INPUT DATA:
+-------+

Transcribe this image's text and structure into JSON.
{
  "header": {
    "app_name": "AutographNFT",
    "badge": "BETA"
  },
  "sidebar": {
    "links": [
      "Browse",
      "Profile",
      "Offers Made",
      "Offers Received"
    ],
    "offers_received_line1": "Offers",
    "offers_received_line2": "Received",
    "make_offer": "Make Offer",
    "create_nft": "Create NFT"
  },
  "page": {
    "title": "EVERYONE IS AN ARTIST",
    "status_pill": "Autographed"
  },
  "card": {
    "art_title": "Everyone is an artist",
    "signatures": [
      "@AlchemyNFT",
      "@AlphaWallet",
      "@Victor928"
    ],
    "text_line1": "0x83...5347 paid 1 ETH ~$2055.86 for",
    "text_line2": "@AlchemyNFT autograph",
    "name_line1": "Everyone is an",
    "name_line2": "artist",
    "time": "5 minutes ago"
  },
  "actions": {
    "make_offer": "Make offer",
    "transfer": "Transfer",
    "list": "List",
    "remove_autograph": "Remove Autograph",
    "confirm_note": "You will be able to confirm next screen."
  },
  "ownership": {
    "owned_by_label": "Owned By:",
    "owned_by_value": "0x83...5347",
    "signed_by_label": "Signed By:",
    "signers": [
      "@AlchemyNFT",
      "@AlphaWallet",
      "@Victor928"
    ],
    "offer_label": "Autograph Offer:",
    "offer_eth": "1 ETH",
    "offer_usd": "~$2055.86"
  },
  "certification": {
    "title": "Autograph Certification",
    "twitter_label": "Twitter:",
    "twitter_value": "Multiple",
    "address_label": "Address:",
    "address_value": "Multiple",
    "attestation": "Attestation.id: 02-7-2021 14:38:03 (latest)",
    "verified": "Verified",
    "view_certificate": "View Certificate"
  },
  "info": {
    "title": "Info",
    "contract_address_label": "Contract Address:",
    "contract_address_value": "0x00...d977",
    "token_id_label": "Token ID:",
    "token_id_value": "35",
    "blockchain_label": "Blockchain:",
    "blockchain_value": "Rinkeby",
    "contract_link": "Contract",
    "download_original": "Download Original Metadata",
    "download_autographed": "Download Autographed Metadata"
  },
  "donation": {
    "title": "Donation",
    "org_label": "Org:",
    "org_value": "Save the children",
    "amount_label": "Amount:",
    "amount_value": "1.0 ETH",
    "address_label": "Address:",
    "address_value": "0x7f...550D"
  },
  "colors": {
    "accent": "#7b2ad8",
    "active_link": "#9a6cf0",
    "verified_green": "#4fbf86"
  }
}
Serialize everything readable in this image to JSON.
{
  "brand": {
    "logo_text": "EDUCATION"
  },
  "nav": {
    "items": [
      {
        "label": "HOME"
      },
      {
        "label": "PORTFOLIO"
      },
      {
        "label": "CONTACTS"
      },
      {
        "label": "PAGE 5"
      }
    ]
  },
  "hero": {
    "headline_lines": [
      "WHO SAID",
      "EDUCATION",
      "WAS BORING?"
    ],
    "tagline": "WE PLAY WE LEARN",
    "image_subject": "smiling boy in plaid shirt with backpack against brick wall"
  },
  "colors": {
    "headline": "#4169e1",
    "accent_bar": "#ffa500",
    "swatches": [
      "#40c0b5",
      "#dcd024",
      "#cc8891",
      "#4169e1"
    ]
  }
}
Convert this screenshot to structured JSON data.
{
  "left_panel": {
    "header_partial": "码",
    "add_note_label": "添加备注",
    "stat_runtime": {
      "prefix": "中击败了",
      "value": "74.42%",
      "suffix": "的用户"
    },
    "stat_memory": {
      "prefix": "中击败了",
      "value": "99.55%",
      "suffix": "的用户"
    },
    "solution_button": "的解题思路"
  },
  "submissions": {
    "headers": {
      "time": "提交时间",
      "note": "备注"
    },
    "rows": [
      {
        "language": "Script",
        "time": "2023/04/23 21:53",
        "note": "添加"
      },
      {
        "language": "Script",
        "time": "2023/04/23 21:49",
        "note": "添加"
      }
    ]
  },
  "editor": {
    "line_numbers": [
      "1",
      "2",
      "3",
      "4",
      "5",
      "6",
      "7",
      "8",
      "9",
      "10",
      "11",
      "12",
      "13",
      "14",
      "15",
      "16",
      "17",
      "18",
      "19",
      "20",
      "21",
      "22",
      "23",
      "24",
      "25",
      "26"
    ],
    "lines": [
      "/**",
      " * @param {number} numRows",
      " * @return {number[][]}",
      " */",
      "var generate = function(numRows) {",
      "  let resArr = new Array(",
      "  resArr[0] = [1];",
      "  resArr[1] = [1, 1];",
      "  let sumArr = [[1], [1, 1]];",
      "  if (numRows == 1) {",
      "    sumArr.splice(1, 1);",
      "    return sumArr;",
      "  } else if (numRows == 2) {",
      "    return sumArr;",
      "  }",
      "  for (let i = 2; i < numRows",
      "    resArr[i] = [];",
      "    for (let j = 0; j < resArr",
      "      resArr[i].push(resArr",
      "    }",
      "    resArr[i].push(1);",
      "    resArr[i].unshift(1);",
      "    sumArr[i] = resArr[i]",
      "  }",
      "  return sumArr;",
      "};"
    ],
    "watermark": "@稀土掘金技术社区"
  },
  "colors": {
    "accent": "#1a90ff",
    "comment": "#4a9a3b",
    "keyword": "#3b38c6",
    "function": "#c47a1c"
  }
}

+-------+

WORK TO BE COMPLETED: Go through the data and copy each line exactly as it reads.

EXERCISE SOLUTION:
Transcribe this image's text and structure into JSON.
{
  "header": {
    "app_name": "AutographNFT",
    "badge": "BETA"
  },
  "sidebar": {
    "links": [
      "Browse",
      "Profile",
      "Offers Made",
      "Offers Received"
    ],
    "offers_received_line1": "Offers",
    "offers_received_line2": "Received",
    "make_offer": "Make Offer",
    "create_nft": "Create NFT"
  },
  "page": {
    "title": "EVERYONE IS AN ARTIST",
    "status_pill": "Autographed"
  },
  "card": {
    "art_title": "Everyone is an artist",
    "signatures": [
      "@AlchemyNFT",
      "@AlphaWallet",
      "@Victor928"
    ],
    "text_line1": "0x83...5347 paid 1 ETH ~$2055.86 for",
    "text_line2": "@AlchemyNFT autograph",
    "name_line1": "Everyone is an",
    "name_line2": "artist",
    "time": "5 minutes ago"
  },
  "actions": {
    "make_offer": "Make offer",
    "transfer": "Transfer",
    "list": "List",
    "remove_autograph": "Remove Autograph",
    "confirm_note": "You will be able to confirm next screen."
  },
  "ownership": {
    "owned_by_label": "Owned By:",
    "owned_by_value": "0x83...5347",
    "signed_by_label": "Signed By:",
    "signers": [
      "@AlchemyNFT",
      "@AlphaWallet",
      "@Victor928"
    ],
    "offer_label": "Autograph Offer:",
    "offer_eth": "1 ETH",
    "offer_usd": "~$2055.86"
  },
  "certification": {
    "title": "Autograph Certification",
    "twitter_label": "Twitter:",
    "twitter_value": "Multiple",
    "address_label": "Address:",
    "address_value": "Multiple",
    "attestation": "Attestation.id: 02-7-2021 14:38:03 (latest)",
    "verified": "Verified",
    "view_certificate": "View Certificate"
  },
  "info": {
    "title": "Info",
    "contract_address_label": "Contract Address:",
    "contract_address_value": "0x00...d977",
    "token_id_label": "Token ID:",
    "token_id_value": "35",
    "blockchain_label": "Blockchain:",
    "blockchain_value": "Rinkeby",
    "contract_link": "Contract",
    "download_original": "Download Original Metadata",
    "download_autographed": "Download Autographed Metadata"
  },
  "donation": {
    "title": "Donation",
    "org_label": "Org:",
    "org_value": "Save the children",
    "amount_label": "Amount:",
    "amount_value": "1.0 ETH",
    "address_label": "Address:",
    "address_value": "0x7f...550D"
  },
  "colors": {
    "accent": "#7b2ad8",
    "active_link": "#9a6cf0",
    "verified_green": "#4fbf86"
  }
}
Serialize everything readable in this image to JSON.
{
  "brand": {
    "logo_text": "EDUCATION"
  },
  "nav": {
    "items": [
      {
        "label": "HOME"
      },
      {
        "label": "PORTFOLIO"
      },
      {
        "label": "CONTACTS"
      },
      {
        "label": "PAGE 5"
      }
    ]
  },
  "hero": {
    "headline_lines": [
      "WHO SAID",
      "EDUCATION",
      "WAS BORING?"
    ],
    "tagline": "WE PLAY WE LEARN",
    "image_subject": "smiling boy in plaid shirt with backpack against brick wall"
  },
  "colors": {
    "headline": "#4169e1",
    "accent_bar": "#ffa500",
    "swatches": [
      "#40c0b5",
      "#dcd024",
      "#cc8891",
      "#4169e1"
    ]
  }
}
Convert this screenshot to structured JSON data.
{
  "left_panel": {
    "header_partial": "码",
    "add_note_label": "添加备注",
    "stat_runtime": {
      "prefix": "中击败了",
      "value": "74.42%",
      "suffix": "的用户"
    },
    "stat_memory": {
      "prefix": "中击败了",
      "value": "99.55%",
      "suffix": "的用户"
    },
    "solution_button": "的解题思路"
  },
  "submissions": {
    "headers": {
      "time": "提交时间",
      "note": "备注"
    },
    "rows": [
      {
        "language": "Script",
        "time": "2023/04/23 21:53",
        "note": "添加"
      },
      {
        "language": "Script",
        "time": "2023/04/23 21:49",
        "note": "添加"
      }
    ]
  },
  "editor": {
    "line_numbers": [
      "1",
      "2",
      "3",
      "4",
      "5",
      "6",
      "7",
      "8",
      "9",
      "10",
      "11",
      "12",
      "13",
      "14",
      "15",
      "16",
      "17",
      "18",
      "19",
      "20",
      "21",
      "22",
      "23",
      "24",
      "25",
      "26"
    ],
    "lines": [
      "/**",
      " * @param {number} numRows",
      " * @return {number[][]}",
      " */",
      "var generate = function(numRows) {",
      "  let resArr = new Array(",
      "  resArr[0] = [1];",
      "  resArr[1] = [1, 1];",
      "  let sumArr = [[1], [1, 1]];",
      "  if (numRows == 1) {",
      "    sumArr.splice(1, 1);",
      "    return sumArr;",
      "  } else if (numRows == 2) {",
      "    return sumArr;",
      "  }",
      "  for (let i = 2; i < numRows",
      "    resArr[i] = [];",
      "    for (let j = 0; j < resArr",
      "      resArr[i].push(resArr",
      "    }",
      "    resArr[i].push(1);",
      "    resArr[i].unshift(1);",
      "    sumArr[i] = resArr[i]",
      "  }",
      "  return sumArr;",
      "};"
    ],
    "watermark": "@稀土掘金技术社区"
  },
  "colors": {
    "accent": "#1a90ff",
    "comment": "#4a9a3b",
    "keyword": "#3b38c6",
    "function": "#c47a1c"
  }
}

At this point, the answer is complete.